But why should Rand Paul have an interest with the brave responders in cities as disparate as New York City and Washington, D.C? Paul must imagine New York City as a den of giveaways that grants welfare payments to “the takers” — people with serious injuries, homeless people, and starving children. Oh my!
And Washington, D.C. he must see as a hive of giving socialist entitlements for retired people, dependent children, and people with disabilities. Scandalous!
More worthy and important topics for Paul to consider are probably the debate over whether Kentucky should have officially joined the Confederacy rather than being one of two states along with Missouri to have been invited. He most likely wishes to reopen toxic coal minds to put people back into a dying industry, though once workers develop diseases from deadly coal dust, then, of course, they’re on their own.
On a YouTube video, Rand Paul told his followers, “I am a big fan of Ayn Rand, and I’ve read all of her novels… I cut my teeth on Ayn Rand in high school… I read a lot of the different free market Austrian economists who were sort of fellow travelers of Ayn Rand.”
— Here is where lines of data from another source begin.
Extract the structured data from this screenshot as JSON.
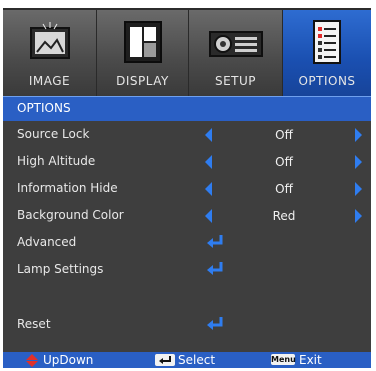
{
  "tabs": [
    {
      "label": "IMAGE",
      "icon": "image-icon",
      "active": false
    },
    {
      "label": "DISPLAY",
      "icon": "display-icon",
      "active": false
    },
    {
      "label": "SETUP",
      "icon": "projector-icon",
      "active": false
    },
    {
      "label": "OPTIONS",
      "icon": "document-options-icon",
      "active": true
    }
  ],
  "title": "OPTIONS",
  "rows": [
    {
      "label": "Source Lock",
      "value": "Off",
      "kind": "select"
    },
    {
      "label": "High Altitude",
      "value": "Off",
      "kind": "select"
    },
    {
      "label": "Information Hide",
      "value": "Off",
      "kind": "select"
    },
    {
      "label": "Background Color",
      "value": "Red",
      "kind": "select"
    },
    {
      "label": "Advanced",
      "kind": "enter"
    },
    {
      "label": "Lamp Settings",
      "kind": "enter"
    },
    {
      "label": "Reset",
      "kind": "enter"
    }
  ],
  "footer": {
    "updown": "UpDown",
    "select": "Select",
    "exit": "Exit",
    "menu_key": "Menu"
  },
  "colors": {
    "accent_blue": "#2a5fc4",
    "arrow_blue": "#2f7df0",
    "updown_red": "#e0302a",
    "panel_bg": "#3e3e3e"
  }
}
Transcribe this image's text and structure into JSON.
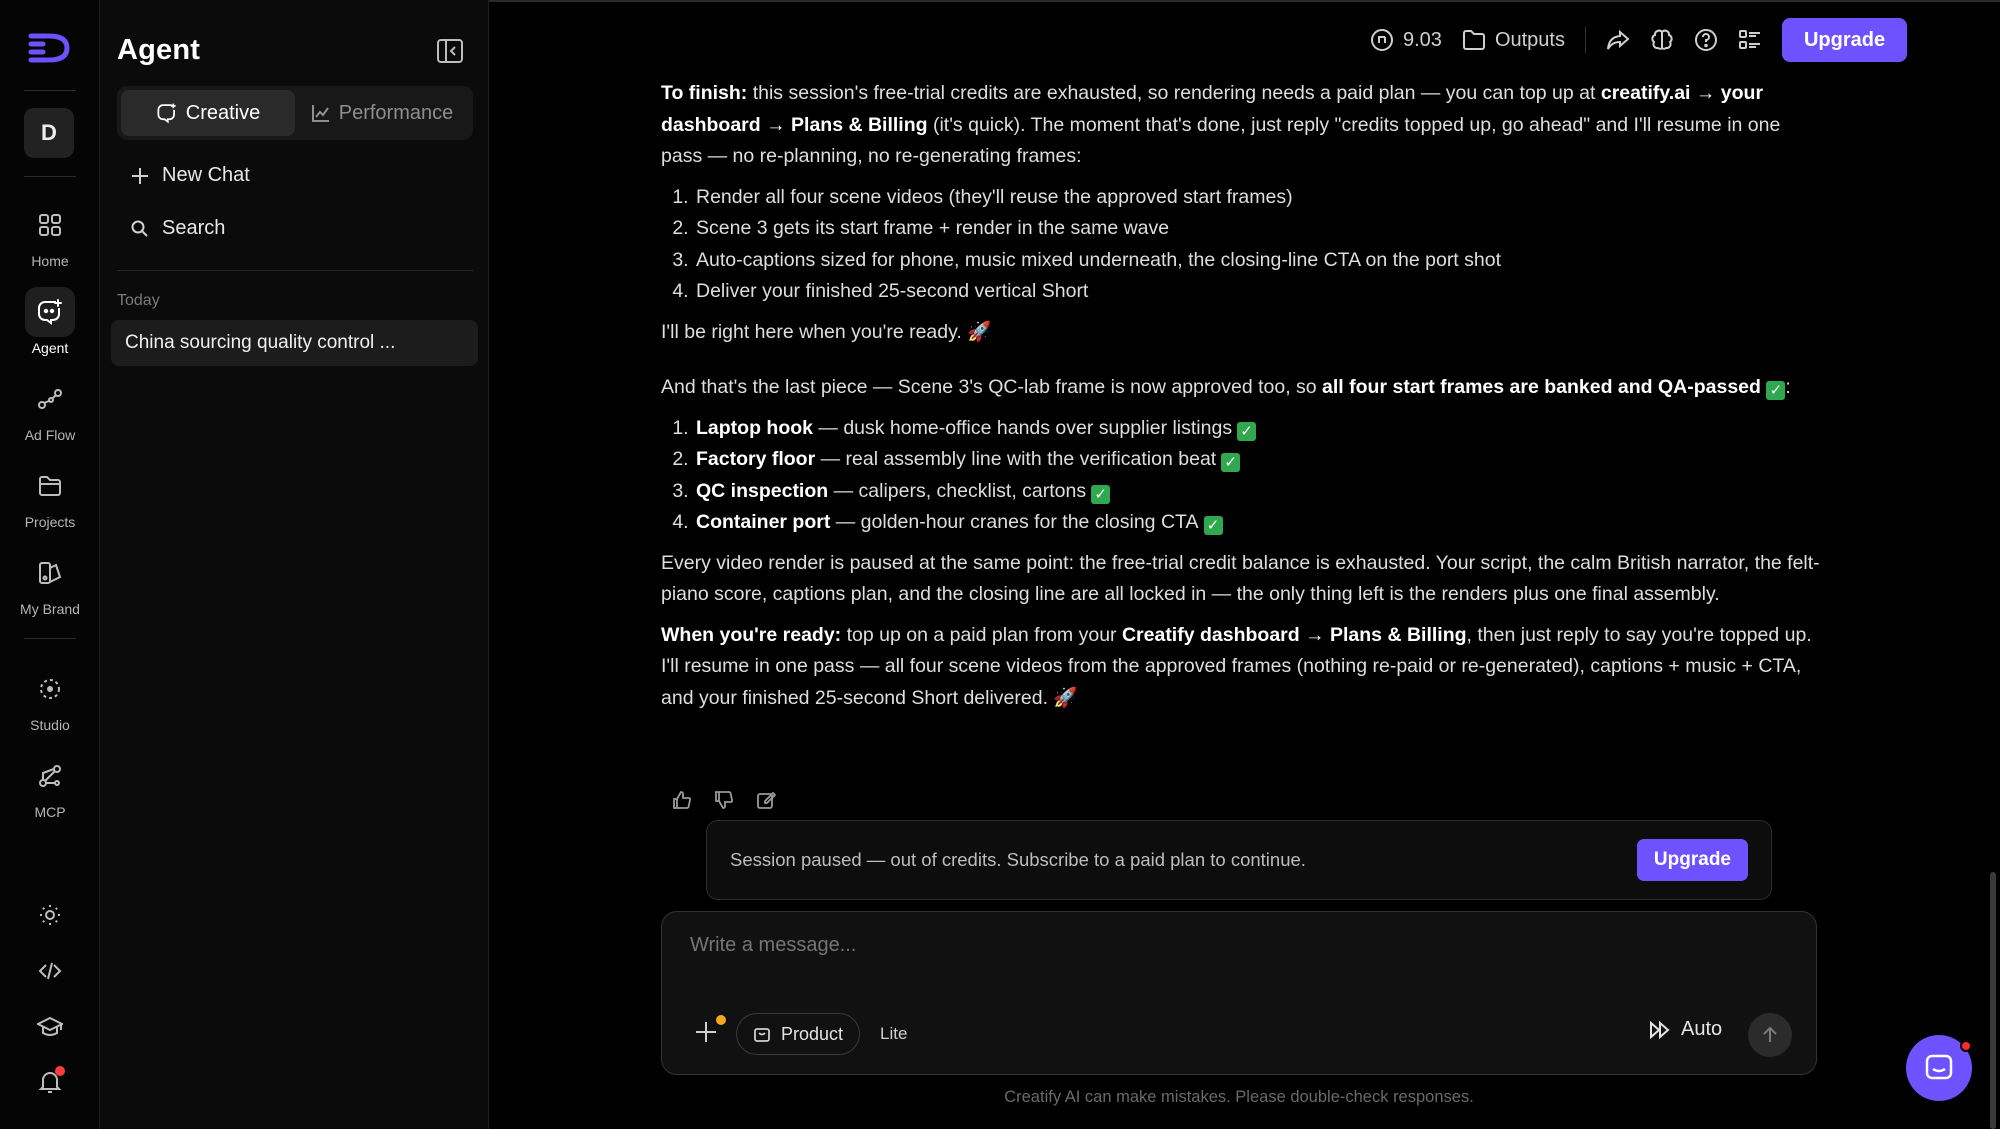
{
  "rail": {
    "avatar_initial": "D",
    "items": [
      {
        "label": "Home",
        "icon": "grid-icon"
      },
      {
        "label": "Agent",
        "icon": "chat-sparkle-icon"
      },
      {
        "label": "Ad Flow",
        "icon": "flow-icon"
      },
      {
        "label": "Projects",
        "icon": "folder-icon"
      },
      {
        "label": "My Brand",
        "icon": "brand-icon"
      },
      {
        "label": "Studio",
        "icon": "studio-icon"
      },
      {
        "label": "MCP",
        "icon": "mcp-icon"
      }
    ],
    "active": "Agent"
  },
  "panel": {
    "title": "Agent",
    "tabs": [
      {
        "label": "Creative",
        "active": true
      },
      {
        "label": "Performance",
        "active": false
      }
    ],
    "new_chat": "New Chat",
    "search": "Search",
    "section_label": "Today",
    "chats": [
      {
        "title": "China sourcing quality control ..."
      }
    ]
  },
  "topbar": {
    "credits": "9.03",
    "outputs": "Outputs",
    "upgrade": "Upgrade"
  },
  "message": {
    "p1_bold": "To finish:",
    "p1_a": " this session's free-trial credits are exhausted, so rendering needs a paid plan — you can top up at ",
    "p1_bold2": "creatify.ai → your dashboard → Plans & Billing",
    "p1_b": " (it's quick). The moment that's done, just reply \"credits topped up, go ahead\" and I'll resume in one pass — no re-planning, no re-generating frames:",
    "list1": [
      "Render all four scene videos (they'll reuse the approved start frames)",
      "Scene 3 gets its start frame + render in the same wave",
      "Auto-captions sized for phone, music mixed underneath, the closing-line CTA on the port shot",
      "Deliver your finished 25-second vertical Short"
    ],
    "p2": "I'll be right here when you're ready. 🚀",
    "p3_a": "And that's the last piece — Scene 3's QC-lab frame is now approved too, so ",
    "p3_bold": "all four start frames are banked and QA-passed",
    "p3_b": ":",
    "list2": [
      {
        "bold": "Laptop hook",
        "rest": " — dusk home-office hands over supplier listings"
      },
      {
        "bold": "Factory floor",
        "rest": " — real assembly line with the verification beat"
      },
      {
        "bold": "QC inspection",
        "rest": " — calipers, checklist, cartons"
      },
      {
        "bold": "Container port",
        "rest": " — golden-hour cranes for the closing CTA"
      }
    ],
    "check_glyph": "✓",
    "p4": "Every video render is paused at the same point: the free-trial credit balance is exhausted. Your script, the calm British narrator, the felt-piano score, captions plan, and the closing line are all locked in — the only thing left is the renders plus one final assembly.",
    "p5_bold": "When you're ready:",
    "p5_a": " top up on a paid plan from your ",
    "p5_bold2": "Creatify dashboard → Plans & Billing",
    "p5_b": ", then just reply to say you're topped up. I'll resume in one pass — all four scene videos from the approved frames (nothing re-paid or re-generated), captions + music + CTA, and your finished 25-second Short delivered. 🚀"
  },
  "paused_banner": {
    "text": "Session paused — out of credits. Subscribe to a paid plan to continue.",
    "button": "Upgrade"
  },
  "composer": {
    "placeholder": "Write a message...",
    "product": "Product",
    "lite": "Lite",
    "auto": "Auto"
  },
  "disclaimer": "Creatify AI can make mistakes. Please double-check responses.",
  "colors": {
    "accent": "#6e51ff",
    "background": "#000000",
    "panel": "#0b0b0b",
    "check": "#2fa84f"
  }
}
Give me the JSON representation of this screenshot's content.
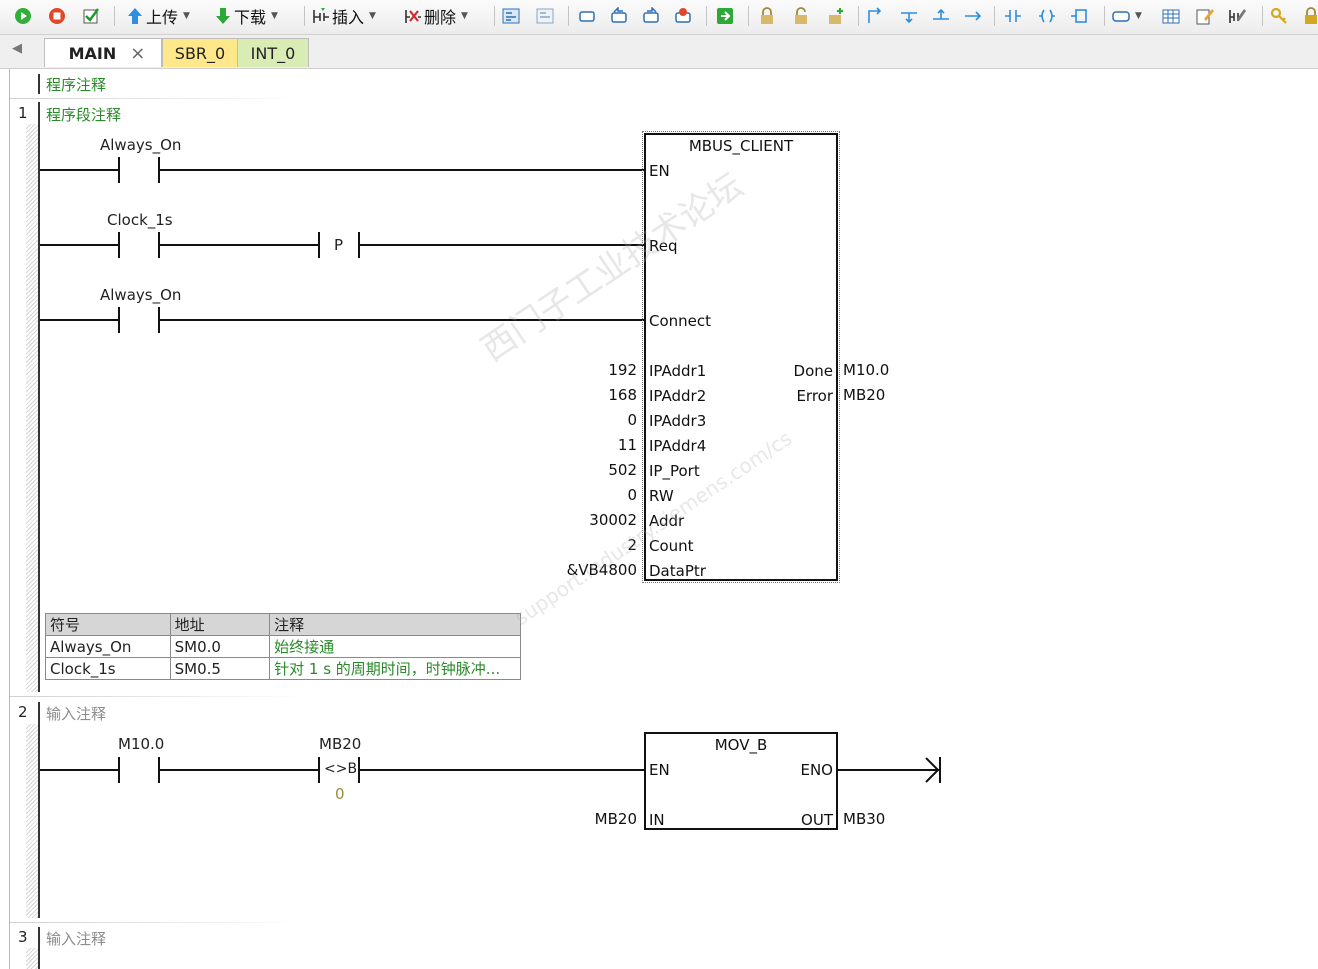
{
  "toolbar": {
    "upload_label": "上传",
    "download_label": "下载",
    "insert_label": "插入",
    "delete_label": "删除"
  },
  "tabs": [
    {
      "label": "MAIN",
      "close": "×"
    },
    {
      "label": "SBR_0"
    },
    {
      "label": "INT_0"
    }
  ],
  "program": {
    "program_comment": "程序注释",
    "networks": [
      {
        "number": "1",
        "comment": "程序段注释",
        "contacts": [
          {
            "label": "Always_On"
          },
          {
            "label": "Clock_1s",
            "edge": "P"
          },
          {
            "label": "Always_On"
          }
        ],
        "block": {
          "title": "MBUS_CLIENT",
          "inputs": [
            "EN",
            "Req",
            "Connect",
            "IPAddr1",
            "IPAddr2",
            "IPAddr3",
            "IPAddr4",
            "IP_Port",
            "RW",
            "Addr",
            "Count",
            "DataPtr"
          ],
          "input_values": [
            "192",
            "168",
            "0",
            "11",
            "502",
            "0",
            "30002",
            "2",
            "&VB4800"
          ],
          "outputs": [
            "Done",
            "Error"
          ],
          "output_values": [
            "M10.0",
            "MB20"
          ]
        },
        "symbol_table": {
          "headers": [
            "符号",
            "地址",
            "注释"
          ],
          "rows": [
            [
              "Always_On",
              "SM0.0",
              "始终接通"
            ],
            [
              "Clock_1s",
              "SM0.5",
              "针对 1 s 的周期时间，时钟脉冲..."
            ]
          ]
        }
      },
      {
        "number": "2",
        "comment": "输入注释",
        "contact": {
          "label": "M10.0"
        },
        "compare": {
          "label": "MB20",
          "op": "<>B",
          "value": "0"
        },
        "block": {
          "title": "MOV_B",
          "en": "EN",
          "eno": "ENO",
          "in": "IN",
          "out": "OUT",
          "in_value": "MB20",
          "out_value": "MB30"
        }
      },
      {
        "number": "3",
        "comment": "输入注释"
      }
    ]
  },
  "watermark": {
    "line1": "西门子工业技术论坛",
    "line2": "support.industry.siemens.com/cs"
  },
  "colors": {
    "comment": "#2a8a2a",
    "placeholder": "#8c8c8c",
    "constant": "#9a8c3a",
    "tab_yellow": "#ffe88a",
    "tab_green": "#d8ecb4"
  }
}
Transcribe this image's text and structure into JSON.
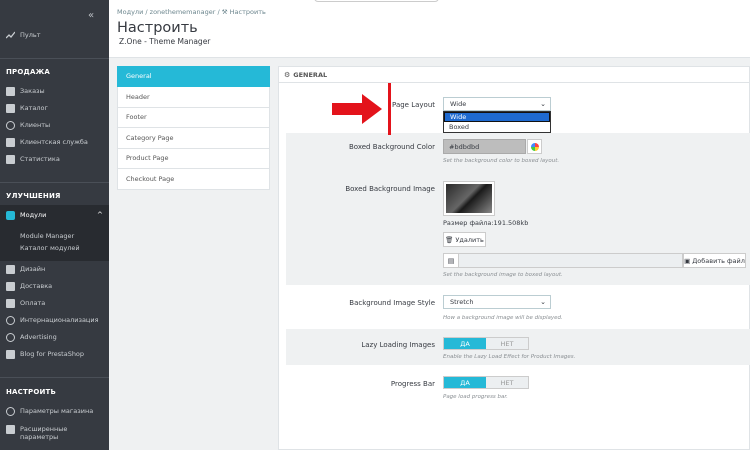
{
  "sidebar": {
    "collapse": "«",
    "dashboard": "Пульт",
    "sections": [
      {
        "title": "ПРОДАЖА",
        "items": [
          "Заказы",
          "Каталог",
          "Клиенты",
          "Клиентская служба",
          "Статистика"
        ]
      },
      {
        "title": "УЛУЧШЕНИЯ",
        "items": [
          "Модули",
          "Дизайн",
          "Доставка",
          "Оплата",
          "Интернационализация",
          "Advertising",
          "Blog for PrestaShop"
        ]
      },
      {
        "title": "НАСТРОИТЬ",
        "items": [
          "Параметры магазина",
          "Расширенные",
          "параметры"
        ]
      }
    ],
    "subitems": [
      "Module Manager",
      "Каталог модулей"
    ]
  },
  "header": {
    "breadcrumb": [
      "Модули",
      "zonethememanager",
      "Настроить"
    ],
    "breadcrumb_sep": "/",
    "title": "Настроить",
    "subtitle": "Z.One - Theme Manager"
  },
  "tabs": [
    "General",
    "Header",
    "Footer",
    "Category Page",
    "Product Page",
    "Checkout Page"
  ],
  "panel": {
    "heading": "GENERAL",
    "page_layout": {
      "label": "Page Layout",
      "value": "Wide",
      "options": [
        "Wide",
        "Boxed"
      ]
    },
    "boxed_bg_color": {
      "label": "Boxed Background Color",
      "value": "#bdbdbd",
      "help": "Set the background color to boxed layout."
    },
    "boxed_bg_image": {
      "label": "Boxed Background Image",
      "file_size": "Размер файла:191.508kb",
      "delete": "Удалить",
      "add_file": "Добавить файл",
      "help": "Set the background image to boxed layout."
    },
    "bg_image_style": {
      "label": "Background Image Style",
      "value": "Stretch",
      "help": "How a background image will be displayed."
    },
    "lazy_loading": {
      "label": "Lazy Loading Images",
      "on": "ДА",
      "off": "НЕТ",
      "help": "Enable the Lazy Load Effect for Product Images."
    },
    "progress_bar": {
      "label": "Progress Bar",
      "on": "ДА",
      "off": "НЕТ",
      "help": "Page load progress bar."
    }
  },
  "colors": {
    "accent": "#25b9d7",
    "sidebar": "#363a41",
    "annotation": "#e3131b"
  }
}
Refuting rumors that his parents named him after Ayn Rand, he stated that his given name is Randal, but after he married, his wife shortened it to “Rand.” He continued, “I was not named after Ayn Rand, though I have a lot of respect for her.”
We must remember though, Rand Paul is not Mickey Mouse, and Ayn Rand was not a benevolent and humanistic sorcerer. And the United States certainly is not Fantasia.